The original Maid of Sker, wooed by a penniless harpist

I am sure many students of literature will be familiar with the romantic novel by RD Blackmore called ‘The Maid of Sker’. You may or may not also be aware that the author grew up in the village of Nottage near Porthcawl. It is Sker house at the end of the dunes in Kenfig that was his inspiration for the story. The name of his novel, however, was borrowed from a much older Welsh legend from a book called Y Ferch o’r Scer, which was translated into English by William Davies of Neath in 1806.

It is claimed that the story originated from an air composed by a local harpist by the name of Thomas Evans. As is the usual way, the story has been further embellished by subsequent retellings and whether it is entirely true is disputed, not least by the family it is about. The characters themselves however are indisputably real.
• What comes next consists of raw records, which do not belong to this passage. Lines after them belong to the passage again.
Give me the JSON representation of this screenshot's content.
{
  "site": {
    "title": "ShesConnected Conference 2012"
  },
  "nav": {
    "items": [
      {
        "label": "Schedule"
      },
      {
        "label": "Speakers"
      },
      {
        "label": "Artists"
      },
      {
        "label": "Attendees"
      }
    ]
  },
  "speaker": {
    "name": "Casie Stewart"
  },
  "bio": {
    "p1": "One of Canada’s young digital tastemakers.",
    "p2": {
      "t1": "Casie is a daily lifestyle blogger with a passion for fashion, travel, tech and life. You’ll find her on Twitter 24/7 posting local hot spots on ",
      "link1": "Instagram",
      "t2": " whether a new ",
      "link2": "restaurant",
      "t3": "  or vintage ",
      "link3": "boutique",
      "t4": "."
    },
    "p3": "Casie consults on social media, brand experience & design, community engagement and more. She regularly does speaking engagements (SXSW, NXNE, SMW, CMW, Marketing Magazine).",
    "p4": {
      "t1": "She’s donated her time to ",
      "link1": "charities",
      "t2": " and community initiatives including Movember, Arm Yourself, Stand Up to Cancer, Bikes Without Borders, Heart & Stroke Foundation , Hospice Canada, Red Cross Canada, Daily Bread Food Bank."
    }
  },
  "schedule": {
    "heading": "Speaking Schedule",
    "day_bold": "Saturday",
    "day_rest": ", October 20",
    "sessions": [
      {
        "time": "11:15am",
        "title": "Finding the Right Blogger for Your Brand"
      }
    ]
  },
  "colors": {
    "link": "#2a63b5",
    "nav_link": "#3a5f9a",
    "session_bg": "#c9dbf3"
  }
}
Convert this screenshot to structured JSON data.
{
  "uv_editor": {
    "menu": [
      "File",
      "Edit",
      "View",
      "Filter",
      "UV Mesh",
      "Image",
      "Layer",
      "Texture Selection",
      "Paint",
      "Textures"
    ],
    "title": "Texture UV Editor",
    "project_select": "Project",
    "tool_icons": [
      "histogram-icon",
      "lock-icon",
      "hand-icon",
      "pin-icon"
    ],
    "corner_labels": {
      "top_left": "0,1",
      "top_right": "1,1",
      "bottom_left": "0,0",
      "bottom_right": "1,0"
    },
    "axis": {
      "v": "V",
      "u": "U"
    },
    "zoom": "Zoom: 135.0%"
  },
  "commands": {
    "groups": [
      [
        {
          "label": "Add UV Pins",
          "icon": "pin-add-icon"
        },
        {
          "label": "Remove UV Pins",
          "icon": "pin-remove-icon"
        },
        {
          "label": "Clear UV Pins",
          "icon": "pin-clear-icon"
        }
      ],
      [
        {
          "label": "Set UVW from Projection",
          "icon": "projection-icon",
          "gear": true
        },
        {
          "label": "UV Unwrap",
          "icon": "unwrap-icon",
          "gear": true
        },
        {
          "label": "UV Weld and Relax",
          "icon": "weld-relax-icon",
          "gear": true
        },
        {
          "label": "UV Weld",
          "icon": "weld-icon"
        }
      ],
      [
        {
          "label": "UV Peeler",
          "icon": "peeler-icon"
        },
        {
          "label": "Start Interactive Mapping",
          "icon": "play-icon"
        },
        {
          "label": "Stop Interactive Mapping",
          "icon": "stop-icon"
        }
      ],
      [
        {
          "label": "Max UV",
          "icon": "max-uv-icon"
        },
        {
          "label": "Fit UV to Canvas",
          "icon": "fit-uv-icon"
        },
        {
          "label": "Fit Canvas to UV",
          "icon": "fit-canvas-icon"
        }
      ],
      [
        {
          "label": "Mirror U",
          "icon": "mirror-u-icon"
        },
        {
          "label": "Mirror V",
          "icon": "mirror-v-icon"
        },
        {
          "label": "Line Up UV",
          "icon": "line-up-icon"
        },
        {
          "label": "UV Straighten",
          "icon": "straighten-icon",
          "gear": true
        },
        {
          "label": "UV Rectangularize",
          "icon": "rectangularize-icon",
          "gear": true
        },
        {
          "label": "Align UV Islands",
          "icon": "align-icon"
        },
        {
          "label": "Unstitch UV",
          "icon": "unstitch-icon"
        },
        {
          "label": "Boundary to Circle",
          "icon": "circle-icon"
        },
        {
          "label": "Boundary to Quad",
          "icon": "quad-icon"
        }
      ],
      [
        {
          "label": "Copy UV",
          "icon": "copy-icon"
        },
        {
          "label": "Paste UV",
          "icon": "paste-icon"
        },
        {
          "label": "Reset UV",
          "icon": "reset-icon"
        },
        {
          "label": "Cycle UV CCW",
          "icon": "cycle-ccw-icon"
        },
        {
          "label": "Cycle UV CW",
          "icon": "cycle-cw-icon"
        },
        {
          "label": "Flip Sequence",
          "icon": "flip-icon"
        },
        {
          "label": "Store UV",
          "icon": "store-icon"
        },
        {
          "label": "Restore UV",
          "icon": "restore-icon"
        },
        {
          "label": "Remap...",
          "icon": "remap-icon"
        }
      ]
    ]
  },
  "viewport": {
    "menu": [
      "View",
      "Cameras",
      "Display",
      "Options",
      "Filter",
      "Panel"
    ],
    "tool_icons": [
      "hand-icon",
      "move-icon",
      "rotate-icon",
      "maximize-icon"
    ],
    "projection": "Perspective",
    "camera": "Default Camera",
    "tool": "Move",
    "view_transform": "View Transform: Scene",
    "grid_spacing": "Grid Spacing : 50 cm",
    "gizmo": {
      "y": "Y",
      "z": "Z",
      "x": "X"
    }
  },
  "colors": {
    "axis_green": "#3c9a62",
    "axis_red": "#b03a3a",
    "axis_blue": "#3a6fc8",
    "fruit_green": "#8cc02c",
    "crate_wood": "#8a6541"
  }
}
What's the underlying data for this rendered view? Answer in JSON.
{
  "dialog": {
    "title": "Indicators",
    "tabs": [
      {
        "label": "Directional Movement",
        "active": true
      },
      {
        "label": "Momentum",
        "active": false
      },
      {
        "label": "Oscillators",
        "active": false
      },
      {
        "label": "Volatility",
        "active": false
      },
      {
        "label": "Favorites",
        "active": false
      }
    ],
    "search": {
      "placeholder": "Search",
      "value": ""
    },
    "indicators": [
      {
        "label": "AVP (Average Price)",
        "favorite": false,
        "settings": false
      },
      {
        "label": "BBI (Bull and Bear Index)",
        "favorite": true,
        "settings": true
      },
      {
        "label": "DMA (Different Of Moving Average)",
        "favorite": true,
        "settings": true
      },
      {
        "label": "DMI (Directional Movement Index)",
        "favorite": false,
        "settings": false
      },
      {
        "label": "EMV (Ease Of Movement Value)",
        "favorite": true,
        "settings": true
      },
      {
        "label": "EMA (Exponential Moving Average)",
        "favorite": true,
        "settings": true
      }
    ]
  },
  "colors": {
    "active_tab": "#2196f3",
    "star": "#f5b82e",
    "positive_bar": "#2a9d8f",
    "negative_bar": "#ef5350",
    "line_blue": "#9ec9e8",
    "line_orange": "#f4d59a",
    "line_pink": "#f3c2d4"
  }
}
Isaac Williams of Sker had two daughters. The youngest, Elizabeth, was tall, beautiful, and elegant, and she loved to dance. She lived for the annual Mabsant (festival of the saint). One of the traditions of the Mabsant was that a harpist would be brought in to play throughout the night for the younger members of the community to dance until dawn.

One especially popular harpist was Thomas Evans of the parish of Newton and Nottage, the man credited with writing the song that this legend is based on. The sight of the beautiful Elizabeth Williams, dancing so elegantly through the night, caught his eye and quickened his pulse. He was utterly transfixed with her, and to his joy she made it obvious that his attraction was reciprocated. By the time the sun rose in the morning they were lovers.

When Isaac Williams got wind of this courtship, he was furious. After all, he was a gentleman farmer and lord of the manor, and Thomas Evans was a mere carpenter. He could not possibly be considered a worthy suitor for his daughter, no matter how good a harpist he was. Undeterred, Evans hired a horse and carriage and rode out to Sker House at night, in the hope that he could persuade Elizabeth to elope with him. But his plan was scuppered when he woke the dogs, who started barking and gave the game away. In response Isaac refused to let Elizabeth leave the house, and she was kept a prisoner in her room under lock and key until she was married off to Mr Kirkhouse of Neath.

She never got on with the husband that had been forced on her, and always begrudged him and her father for breaking her heart. She never forgot about her first true love and sought him out wherever there was a Mabsant in the area. She would always find a way to contrive to meet him in secret. On one occasion they were even caught together by her husband.

Eventually she could not take the pain of being without her true love anymore and died of a broken heart. She was buried 6th January 1776 in Llansamlet. Thomas Evans pined for her for so long that he did not take a wife until he had turned fifty. He died in 1819 and is buried in Newton churchyard.

There are obvious parallels between this story and the far more famous one about ‘The Maid of Cefn Ydfa’. May be the Welsh bards liked telling stories about the beautiful daughters of wealthy families falling head over heals in love with penniless bards.

This item is an exert from my book Legends and Folklore of Bridgend and the Vale. Available to buy here.

You may be interested to know that my blogs are published in The Glamorgan Star newspaper.